• Your instructions: Would you write out the entries that follow word for word, omitting any images?

(Input data begins)

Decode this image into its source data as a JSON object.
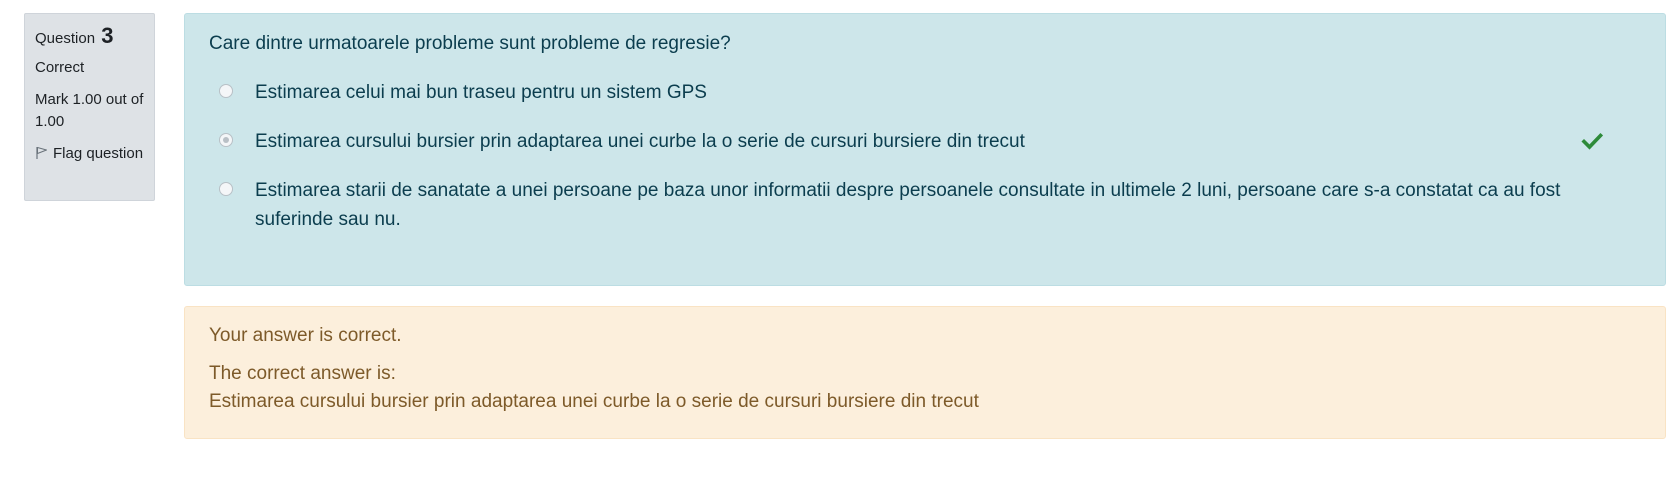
{
  "question_info": {
    "question_label": "Question",
    "question_number": "3",
    "state": "Correct",
    "grade": "Mark 1.00 out of 1.00",
    "flag_label": "Flag question"
  },
  "formulation": {
    "question_text": "Care dintre urmatoarele probleme sunt probleme de regresie?",
    "options": [
      {
        "label": "Estimarea celui mai bun traseu pentru un sistem GPS",
        "selected": false,
        "correct": false
      },
      {
        "label": "Estimarea cursului bursier prin adaptarea unei curbe la o serie de cursuri bursiere din trecut",
        "selected": true,
        "correct": true
      },
      {
        "label": "Estimarea starii de sanatate a unei persoane pe baza unor informatii despre persoanele consultate in ultimele 2 luni, persoane care s-a constatat ca au fost suferinde sau nu.",
        "selected": false,
        "correct": false
      }
    ],
    "correct_icon": "check-icon"
  },
  "outcome": {
    "feedback": "Your answer is correct.",
    "right_answer_label": "The correct answer is:",
    "right_answer": "Estimarea cursului bursier prin adaptarea unei curbe la o serie de cursuri bursiere din trecut"
  },
  "colors": {
    "formulation_bg": "#cde6ea",
    "outcome_bg": "#fcefdc",
    "info_bg": "#dee2e6",
    "check_green": "#2e8b3a"
  }
}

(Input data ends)

• Result of the task:
Decode this image into its source data as a JSON object.
{
  "question_info": {
    "question_label": "Question",
    "question_number": "3",
    "state": "Correct",
    "grade": "Mark 1.00 out of 1.00",
    "flag_label": "Flag question"
  },
  "formulation": {
    "question_text": "Care dintre urmatoarele probleme sunt probleme de regresie?",
    "options": [
      {
        "label": "Estimarea celui mai bun traseu pentru un sistem GPS",
        "selected": false,
        "correct": false
      },
      {
        "label": "Estimarea cursului bursier prin adaptarea unei curbe la o serie de cursuri bursiere din trecut",
        "selected": true,
        "correct": true
      },
      {
        "label": "Estimarea starii de sanatate a unei persoane pe baza unor informatii despre persoanele consultate in ultimele 2 luni, persoane care s-a constatat ca au fost suferinde sau nu.",
        "selected": false,
        "correct": false
      }
    ],
    "correct_icon": "check-icon"
  },
  "outcome": {
    "feedback": "Your answer is correct.",
    "right_answer_label": "The correct answer is:",
    "right_answer": "Estimarea cursului bursier prin adaptarea unei curbe la o serie de cursuri bursiere din trecut"
  },
  "colors": {
    "formulation_bg": "#cde6ea",
    "outcome_bg": "#fcefdc",
    "info_bg": "#dee2e6",
    "check_green": "#2e8b3a"
  }
}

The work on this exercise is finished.